Six years after President Bush decided against signing the Kyoto Protocol – an international agreement calling for action against global warming – a Democratic-run House is striving to bring the issue back on the policy agenda. This past Thursday, Jan. 18, Speaker Nancy Pelosi called for a bill to instate a Select Committee on Energy Independence and Global Warming that could be ratified by Independence Day of this year.

A striking fissure has been created between those who support and those who oppose the global warming theory.

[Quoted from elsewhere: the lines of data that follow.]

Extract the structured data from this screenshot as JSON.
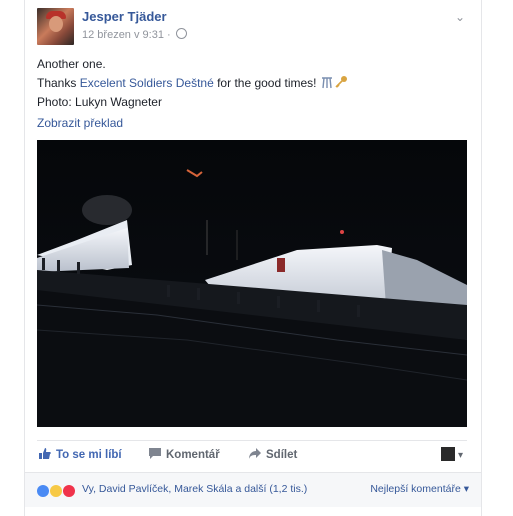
{
  "post": {
    "author": "Jesper Tjäder",
    "timestamp": "12 březen v 9:31 ·",
    "text_line1": "Another one.",
    "text_line2_prefix": "Thanks ",
    "text_line2_link": "Excelent Soldiers Deštné",
    "text_line2_suffix": " for the good times!",
    "text_line3": "Photo: Lukyn Wagneter",
    "translate_link": "Zobrazit překlad"
  },
  "actions": {
    "like": "To se mi líbí",
    "comment": "Komentář",
    "share": "Sdílet"
  },
  "reactions": {
    "names": "Vy, David Pavlíček, Marek Skála a další (1,2 tis.)",
    "best_comments": "Nejlepší komentáře"
  },
  "colors": {
    "link": "#365899",
    "like_blue": "#4267b2"
  },
  "icons": [
    "avatar",
    "globe-icon",
    "chevron-down-icon",
    "thumbs-up-icon",
    "comment-icon",
    "share-arrow-icon",
    "like-reaction-icon",
    "wow-reaction-icon",
    "love-reaction-icon"
  ]
}
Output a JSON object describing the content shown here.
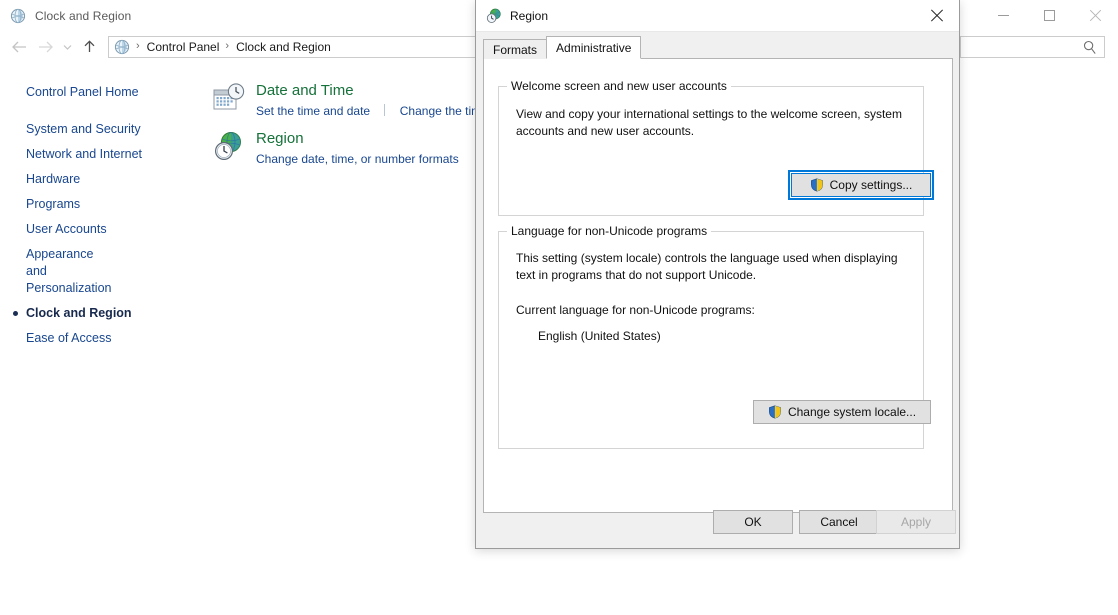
{
  "window": {
    "title": "Clock and Region",
    "icon": "clock-region-icon",
    "controls": {
      "minimize": "minimize-icon",
      "maximize": "maximize-icon",
      "close": "close-icon"
    }
  },
  "navbar": {
    "back": "back-arrow-icon",
    "forward": "forward-arrow-icon",
    "recent": "recent-locations-icon",
    "up": "up-arrow-icon",
    "breadcrumb": {
      "icon": "control-panel-icon",
      "separator": "›",
      "crumbs": [
        "Control Panel",
        "Clock and Region"
      ]
    },
    "search": {
      "value": "",
      "placeholder": "",
      "icon": "search-icon"
    }
  },
  "sidebar": {
    "home_label": "Control Panel Home",
    "items": [
      {
        "label": "System and Security",
        "current": false
      },
      {
        "label": "Network and Internet",
        "current": false
      },
      {
        "label": "Hardware",
        "current": false
      },
      {
        "label": "Programs",
        "current": false
      },
      {
        "label": "User Accounts",
        "current": false
      },
      {
        "label": "Appearance and Personalization",
        "current": false
      },
      {
        "label": "Clock and Region",
        "current": true
      },
      {
        "label": "Ease of Access",
        "current": false
      }
    ]
  },
  "content": {
    "entries": [
      {
        "icon": "date-time-icon",
        "title": "Date and Time",
        "links": [
          "Set the time and date",
          "Change the tim"
        ]
      },
      {
        "icon": "region-globe-clock-icon",
        "title": "Region",
        "links": [
          "Change date, time, or number formats"
        ]
      }
    ]
  },
  "dialog": {
    "title": "Region",
    "icon": "region-icon",
    "close_icon": "close-icon",
    "tabs": [
      {
        "label": "Formats",
        "active": false
      },
      {
        "label": "Administrative",
        "active": true
      }
    ],
    "welcome_group": {
      "title": "Welcome screen and new user accounts",
      "description": "View and copy your international settings to the welcome screen, system accounts and new user accounts.",
      "button": {
        "label": "Copy settings...",
        "icon": "uac-shield-icon",
        "focused": true
      }
    },
    "language_group": {
      "title": "Language for non-Unicode programs",
      "description": "This setting (system locale) controls the language used when displaying text in programs that do not support Unicode.",
      "current_label": "Current language for non-Unicode programs:",
      "current_value": "English (United States)",
      "button": {
        "label": "Change system locale...",
        "icon": "uac-shield-icon",
        "focused": false
      }
    },
    "footer": {
      "ok": "OK",
      "cancel": "Cancel",
      "apply": "Apply"
    }
  },
  "colors": {
    "accent_focus": "#0078d7",
    "link": "#19478f",
    "heading_green": "#16713a",
    "dialog_face": "#f0f0f0",
    "button_face": "#e1e1e1"
  }
}
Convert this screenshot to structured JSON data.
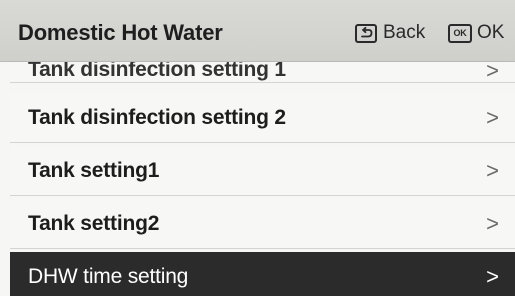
{
  "header": {
    "title": "Domestic Hot Water",
    "back_label": "Back",
    "ok_icon_text": "OK",
    "ok_label": "OK"
  },
  "menu": {
    "items": [
      {
        "label": "Tank disinfection setting 1",
        "chevron": ">"
      },
      {
        "label": "Tank disinfection setting 2",
        "chevron": ">"
      },
      {
        "label": "Tank setting1",
        "chevron": ">"
      },
      {
        "label": "Tank setting2",
        "chevron": ">"
      },
      {
        "label": "DHW time setting",
        "chevron": ">",
        "selected": true
      }
    ]
  },
  "colors": {
    "header_bg": "#d4d4d1",
    "selected_row_bg": "#2b2b2b"
  }
}
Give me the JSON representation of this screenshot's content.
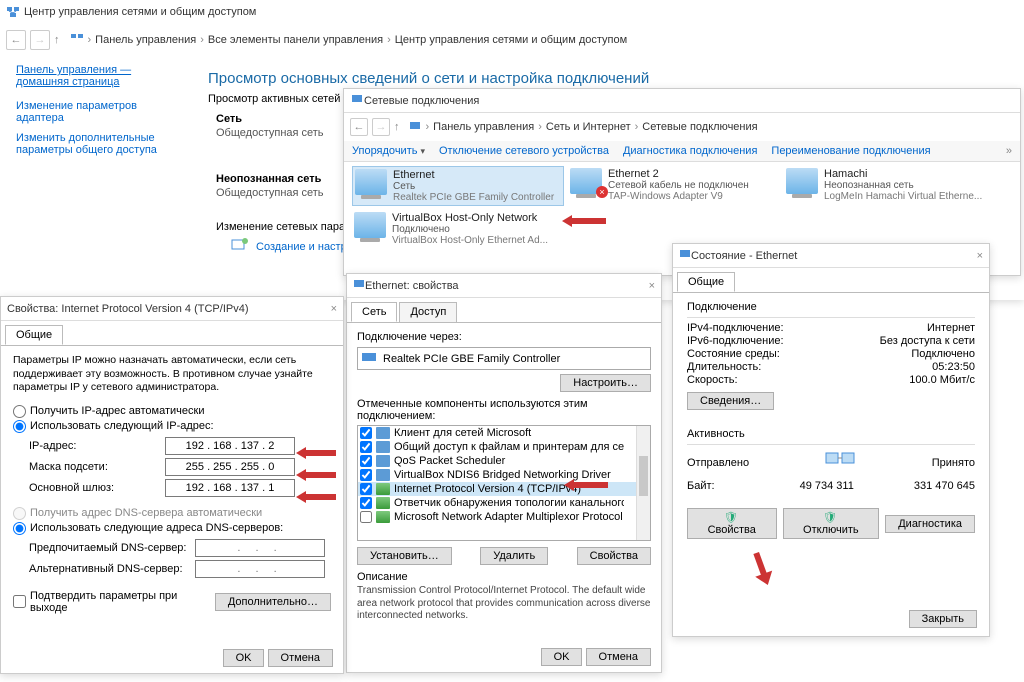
{
  "main": {
    "title": "Центр управления сетями и общим доступом",
    "breadcrumb": [
      "Панель управления",
      "Все элементы панели управления",
      "Центр управления сетями и общим доступом"
    ],
    "heading": "Просмотр основных сведений о сети и настройка подключений",
    "activeNetworks": "Просмотр активных сетей",
    "sidebar": {
      "home": "Панель управления — домашняя страница",
      "adapter": "Изменение параметров адаптера",
      "sharing": "Изменить дополнительные параметры общего доступа"
    },
    "net1": {
      "name": "Сеть",
      "type": "Общедоступная сеть"
    },
    "net2": {
      "name": "Неопознанная сеть",
      "type": "Общедоступная сеть"
    },
    "changeSettings": "Изменение сетевых параметров",
    "newConn": "Создание и настройка"
  },
  "netconn": {
    "title": "Сетевые подключения",
    "breadcrumb": [
      "Панель управления",
      "Сеть и Интернет",
      "Сетевые подключения"
    ],
    "toolbar": {
      "organize": "Упорядочить",
      "disable": "Отключение сетевого устройства",
      "diag": "Диагностика подключения",
      "rename": "Переименование подключения"
    },
    "conns": [
      {
        "name": "Ethernet",
        "l2": "Сеть",
        "l3": "Realtek PCIe GBE Family Controller"
      },
      {
        "name": "Ethernet 2",
        "l2": "Сетевой кабель не подключен",
        "l3": "TAP-Windows Adapter V9"
      },
      {
        "name": "Hamachi",
        "l2": "Неопознанная сеть",
        "l3": "LogMeIn Hamachi Virtual Etherne..."
      },
      {
        "name": "VirtualBox Host-Only Network",
        "l2": "Подключено",
        "l3": "VirtualBox Host-Only Ethernet Ad..."
      }
    ]
  },
  "ethprops": {
    "title": "Ethernet: свойства",
    "tabs": {
      "net": "Сеть",
      "access": "Доступ"
    },
    "connectVia": "Подключение через:",
    "adapter": "Realtek PCIe GBE Family Controller",
    "configure": "Настроить…",
    "componentsHeading": "Отмеченные компоненты используются этим подключением:",
    "components": [
      "Клиент для сетей Microsoft",
      "Общий доступ к файлам и принтерам для сетей Microsoft",
      "QoS Packet Scheduler",
      "VirtualBox NDIS6 Bridged Networking Driver",
      "Internet Protocol Version 4 (TCP/IPv4)",
      "Ответчик обнаружения топологии канального уровня",
      "Microsoft Network Adapter Multiplexor Protocol"
    ],
    "install": "Установить…",
    "remove": "Удалить",
    "props": "Свойства",
    "descHeading": "Описание",
    "desc": "Transmission Control Protocol/Internet Protocol. The default wide area network protocol that provides communication across diverse interconnected networks.",
    "ok": "OK",
    "cancel": "Отмена"
  },
  "status": {
    "title": "Состояние - Ethernet",
    "tab": "Общие",
    "connHeading": "Подключение",
    "rows": {
      "ipv4": {
        "k": "IPv4-подключение:",
        "v": "Интернет"
      },
      "ipv6": {
        "k": "IPv6-подключение:",
        "v": "Без доступа к сети"
      },
      "media": {
        "k": "Состояние среды:",
        "v": "Подключено"
      },
      "dur": {
        "k": "Длительность:",
        "v": "05:23:50"
      },
      "speed": {
        "k": "Скорость:",
        "v": "100.0 Мбит/с"
      }
    },
    "details": "Сведения…",
    "activity": "Активность",
    "sent": "Отправлено",
    "recv": "Принято",
    "bytesLabel": "Байт:",
    "bytesSent": "49 734 311",
    "bytesRecv": "331 470 645",
    "props": "Свойства",
    "disable": "Отключить",
    "diag": "Диагностика",
    "close": "Закрыть"
  },
  "ipv4": {
    "title": "Свойства: Internet Protocol Version 4 (TCP/IPv4)",
    "tab": "Общие",
    "note": "Параметры IP можно назначать автоматически, если сеть поддерживает эту возможность. В противном случае узнайте параметры IP у сетевого администратора.",
    "autoIP": "Получить IP-адрес автоматически",
    "manualIP": "Использовать следующий IP-адрес:",
    "ip": {
      "k": "IP-адрес:",
      "v": "192 . 168 . 137 .   2"
    },
    "mask": {
      "k": "Маска подсети:",
      "v": "255 . 255 . 255 .   0"
    },
    "gw": {
      "k": "Основной шлюз:",
      "v": "192 . 168 . 137 .   1"
    },
    "autoDNS": "Получить адрес DNS-сервера автоматически",
    "manualDNS": "Использовать следующие адреса DNS-серверов:",
    "dns1": "Предпочитаемый DNS-сервер:",
    "dns2": "Альтернативный DNS-сервер:",
    "validate": "Подтвердить параметры при выходе",
    "advanced": "Дополнительно…",
    "ok": "OK",
    "cancel": "Отмена"
  }
}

While some say that global warming is part of a natural weather cycle, others believe that it poses a grave threat to life on Earth.

Dr. Sherwood B. Idso, president of the Center for the Study of Carbon Dioxide and Global Change, opposes the belief that global warming is indeed a life-threatening issue.

"We see a lot of data saying that there are natural cycles of climate out there and a millennial scale of oscillation that gives a few years of warmth and cold," Idso said in an interview with City on a Hill Press (CHP).

Idso argues that on a global scale the average period of warmth we are presently experiencing has been seen multiple times before, and that "there is no compelling reason to think that the carbon dioxide content in the atmosphere is the reason for the warmth."

Santa Cruz County has been doing what it can to reduce carbon dioxide emissions. Gene Thomas, technical and administrative manager at Ecology Action, a local non-profit organization that maximizes the environmental quality of business and government, explained his personal reasoning for working to reduce carbon dioxide emissions in the region.

"Sure climate is cyclical, we’ve had ice ages, we’ve had warm ages," Thomas said. "You look at all of what we’re dumping in the atmosphere and it can’t not have any effect."

UC Santa Cruz has jumped on the global warming bandwagon by endeavoring to reduce its carbon footprint. In 2003, the UC Regents passed legislation mandating universities to outperform state energy efficiency requirements by at least 20 percent. UCSC buys 100 percent renewable resources.

The Global Chillers is a UCSC student organization commited to reducing the carbon footprint left by the university.

Thomas Ivy, the club’s president, agreed that the global warming cause is unique in that it is "such a grassroots problem."

"What you’ll find with global warming is that people are trying to solve the problem, but they’re not pointing fingers," he said.

Thomas stated his ultimate reasoning for taking the steps he has.
"Humanity isn’t the only problem, but it’s the only solution," Thomas said. "Global warming is a hand that we have been dealt, and we have to deal with it ourselves. We have to do something
about it."